Genesee Brew House ferments off of tradition
By Christopher Malone
There’s something about a pyramid of light-decorated kegs emulating a Christmas tree that really sets the mood for the holiday season.
And, no, that’s not sarcastic. It’s one of those unique things Genesee Brewing Company maximizes on and the season wouldn’t be the same without it.
Plus, the “tree lighting” ceremony kicks off in December and not late October.
The more than a century-old company’s campus brewhouse, which was re-established in 2012, combines the old with the new.
The very tidy two-story brewhouse greets you with merchandise spanning its first floor. It’s a great marketing tactic because you don’t have to go out of your way to remind yourself this exists because Genesee does it for you.
Genesee’s brews are notable from the styles to the packaging; some people may have a negative view on their standard lineup commonly found in stores. But craft beer snobs or lovers need not fret — the brewery is hip, in tune with the times. Still, there’s a place for everything, especially their cream ale.
Yes, that bar standard which is also used to make their prosciutto aranchini. Like a great wine, the cream ale is effectively used to make the risotto found in these larger than golfball-sized appetizers. The sauce-covered, asiago cheese-sprinkled balls come in a line of three.
The crispy outside cuts into easily to expose the hot, rolled up rice and prosciutto. The aranchini isn’t overly heavy. It wakes up the taste buds with a subtle, welcomed spicy kick.
Moving to the handhelds: the elk burger caught my eye with the Philly cheesesteak hoagie a close second. Even though it’s the holiday season, my first choice was reindeer; unfortunately, it’s not in season. So, elk it was.

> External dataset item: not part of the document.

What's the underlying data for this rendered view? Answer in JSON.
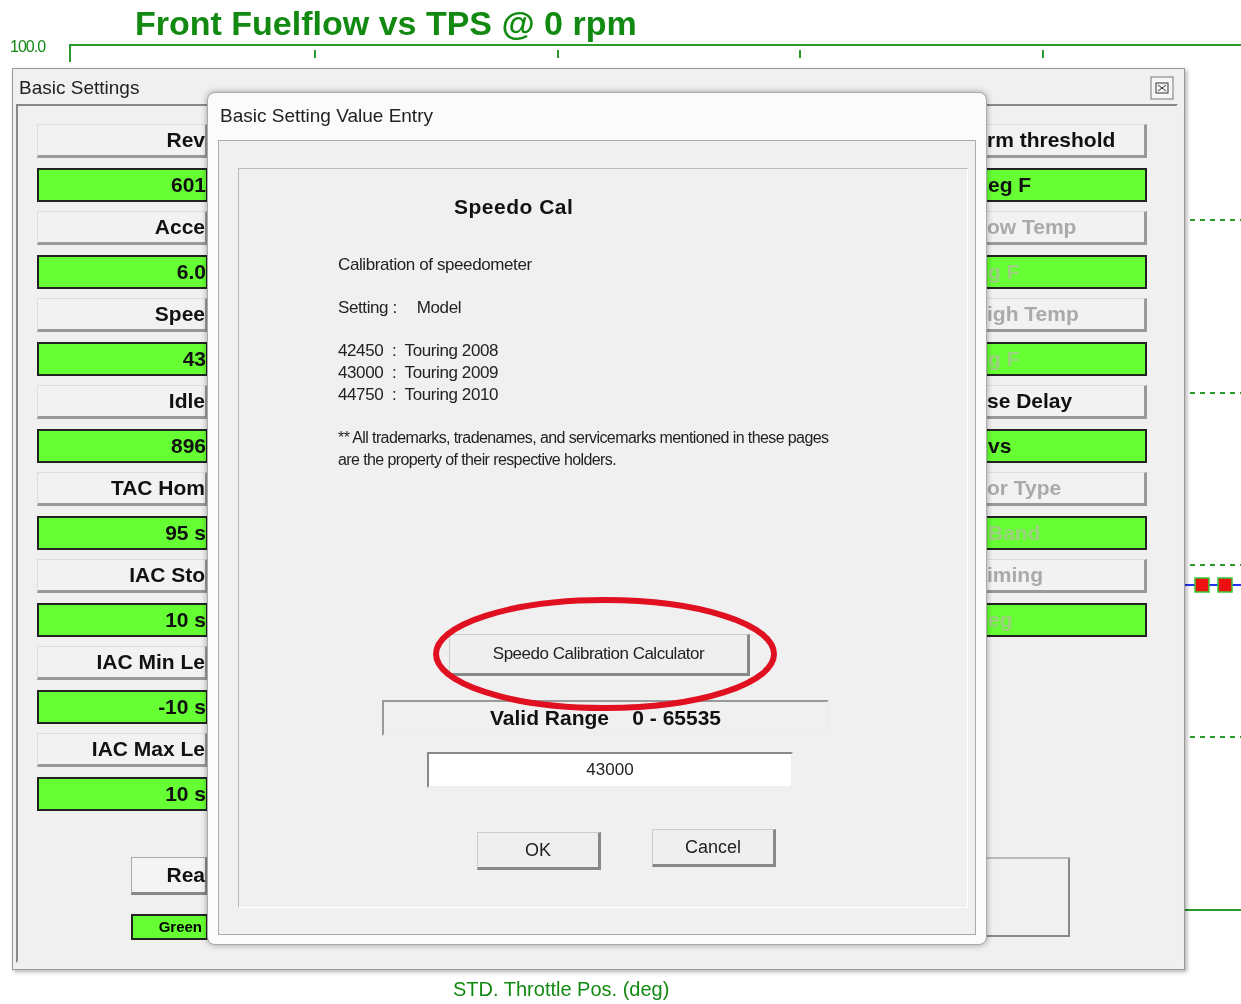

(I’m joking. Maybe.)
It’s been a while since taking a bite out of a burger while dining out. Because they’re burgers, something which is difficult to screw up unless it’s cooked wrong (or well done), the meat doesn’t taste fresh or it’s presented as a mess.
Fortunately, the elk burger reigned approval. The large, stacked brioche bread burger was made with meat that didn’t taste bland, it came out a proper medium rare and the ingredients were welcomed. There’s bacon, arugula, onions and a slice of pepperjack cheese. The lemon pesto aioli was top notch with that hint of lemon which didn’t overpower the pesto.

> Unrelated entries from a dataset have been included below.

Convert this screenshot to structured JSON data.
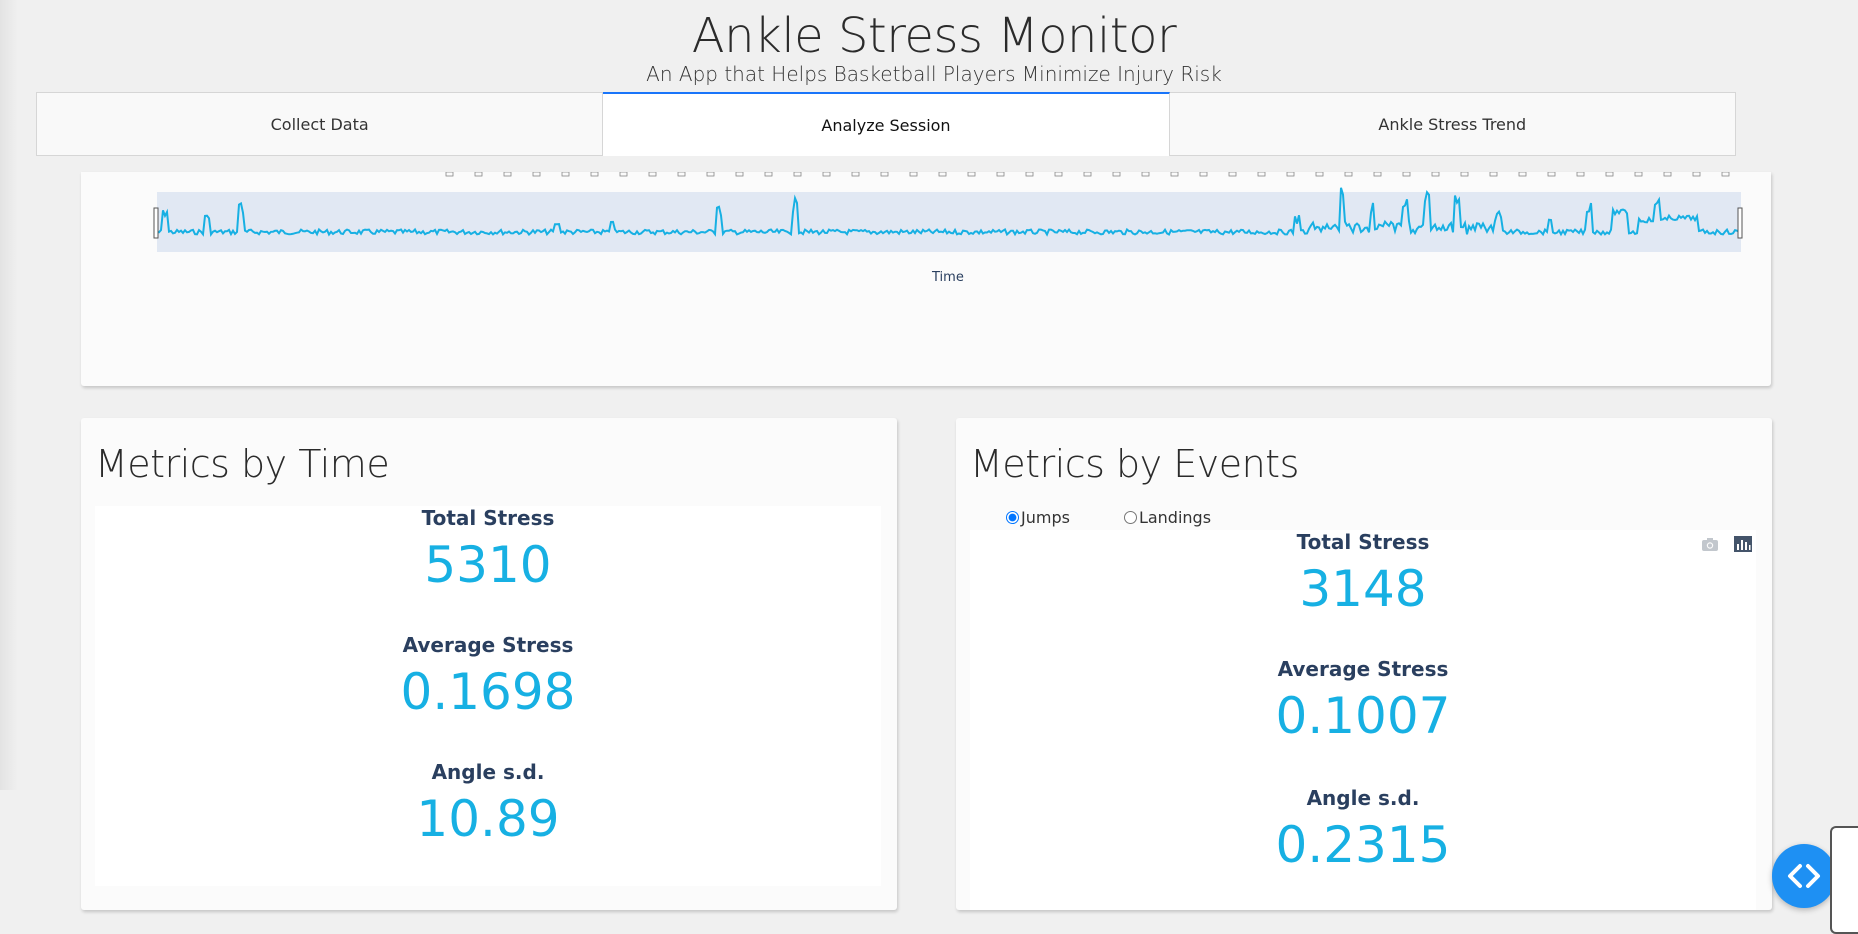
{
  "header": {
    "title": "Ankle Stress Monitor",
    "subtitle": "An App that Helps Basketball Players Minimize Injury Risk"
  },
  "tabs": [
    {
      "label": "Collect Data",
      "active": false
    },
    {
      "label": "Analyze Session",
      "active": true
    },
    {
      "label": "Ankle Stress Trend",
      "active": false
    }
  ],
  "timeline": {
    "xaxis_title": "Time",
    "line_color": "#17b0e3",
    "range_bg": "#e1e8f3"
  },
  "metrics_by_time": {
    "title": "Metrics by Time",
    "total_stress_label": "Total Stress",
    "total_stress_value": "5310",
    "avg_stress_label": "Average Stress",
    "avg_stress_value": "0.1698",
    "angle_sd_label": "Angle s.d.",
    "angle_sd_value": "10.89"
  },
  "metrics_by_events": {
    "title": "Metrics by Events",
    "options": [
      {
        "label": "Jumps",
        "selected": true
      },
      {
        "label": "Landings",
        "selected": false
      }
    ],
    "total_stress_label": "Total Stress",
    "total_stress_value": "3148",
    "avg_stress_label": "Average Stress",
    "avg_stress_value": "0.1007",
    "angle_sd_label": "Angle s.d.",
    "angle_sd_value": "0.2315",
    "modebar": [
      "camera-icon",
      "bar-chart-icon"
    ]
  },
  "colors": {
    "accent_value": "#17b0e3",
    "label_navy": "#2a3f5f",
    "active_tab": "#1975fa",
    "fab": "#1e90f3"
  }
}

Instead of fries, I opted for a side of chili. The hearty cup was packed with meat, beans and veggies and came with a medium-hot kick. A chili doesn’t have to be over the top to hit the spot. And nothing accompanies these New York late fall and winter days like a bowl of hearty chili.

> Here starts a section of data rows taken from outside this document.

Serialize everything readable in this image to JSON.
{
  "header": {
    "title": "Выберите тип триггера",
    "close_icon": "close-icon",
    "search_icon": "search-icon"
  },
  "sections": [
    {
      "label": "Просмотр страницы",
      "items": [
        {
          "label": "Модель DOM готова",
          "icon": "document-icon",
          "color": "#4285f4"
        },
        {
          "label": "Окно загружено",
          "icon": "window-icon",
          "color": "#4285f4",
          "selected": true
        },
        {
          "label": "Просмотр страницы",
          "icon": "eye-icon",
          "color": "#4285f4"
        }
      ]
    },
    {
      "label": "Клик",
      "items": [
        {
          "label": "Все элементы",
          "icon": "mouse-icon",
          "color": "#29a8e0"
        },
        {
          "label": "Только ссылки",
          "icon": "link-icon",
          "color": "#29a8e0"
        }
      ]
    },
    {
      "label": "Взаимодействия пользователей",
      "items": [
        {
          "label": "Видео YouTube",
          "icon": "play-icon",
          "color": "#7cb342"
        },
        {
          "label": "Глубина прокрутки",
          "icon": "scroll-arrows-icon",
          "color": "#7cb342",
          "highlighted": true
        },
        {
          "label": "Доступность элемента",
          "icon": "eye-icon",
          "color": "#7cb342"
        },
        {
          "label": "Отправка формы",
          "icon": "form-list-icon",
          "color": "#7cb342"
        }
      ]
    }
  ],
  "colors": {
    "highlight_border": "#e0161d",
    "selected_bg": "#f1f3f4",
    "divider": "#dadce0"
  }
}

From saucy to cheesy: The side of macaroni and cheese was much larger than a typical side. Aside from parsley flakes, we had it topped with bacon. It wasn’t overly cheesy but the dairy component wasn’t shy about that signature stretch when pulling noodles away from the group. Like the chili, the mac and cheese wasn’t an overly doctored option. It is what it is.
The pizza special was their “Big Dill” pickle pizza, one of the few kinds of pizza that does taste slightly different from place to place. This was topped with breaded chicken, bacon, multiple cheeses and, yes, pickles. Instead of a dill sauce, the pizza is graced with a garlic parmesan sauce.
The crust is doughy with a slightly singed bottom, making it easy to fold a slice if that’s how you go about eating pizza. Where many takes on a pickle pizza have a heavy dill flavor, this sat back and shared the spotlight with other ingredients.
And for dessert — another pizza. The apple crisp pizza lives up to how it sounds. Apple crisp on a crust, plus that vanilla drizzle. The taste of fall is at your fingertips but don’t bite them.
The pizza-style is a fun take on a familiar treat. The bread was a little chewy compared to the other pizza crust but it was strong enough to hold the ingredients so your fork didn’t have to.
With tip, the bill came to $93 and change.
The family-friendly Genesee Brewhouse has concocted the casual experience with good food in a comfortable atmosphere. No matter the time of year, it has something for everyone, from kiddos to those with dietary specifications.
Genesee Brew House
25 Cataract St., Rochester, NY 14605
Sunday – Thursday: 10 a.m. – 11 p.m.
Friday – Saturday: 11 a.m. – 11 p.m.
Monday – Thursday: 5 – 10 p.m.
Friday – Saturday: 5 – 11 p.m.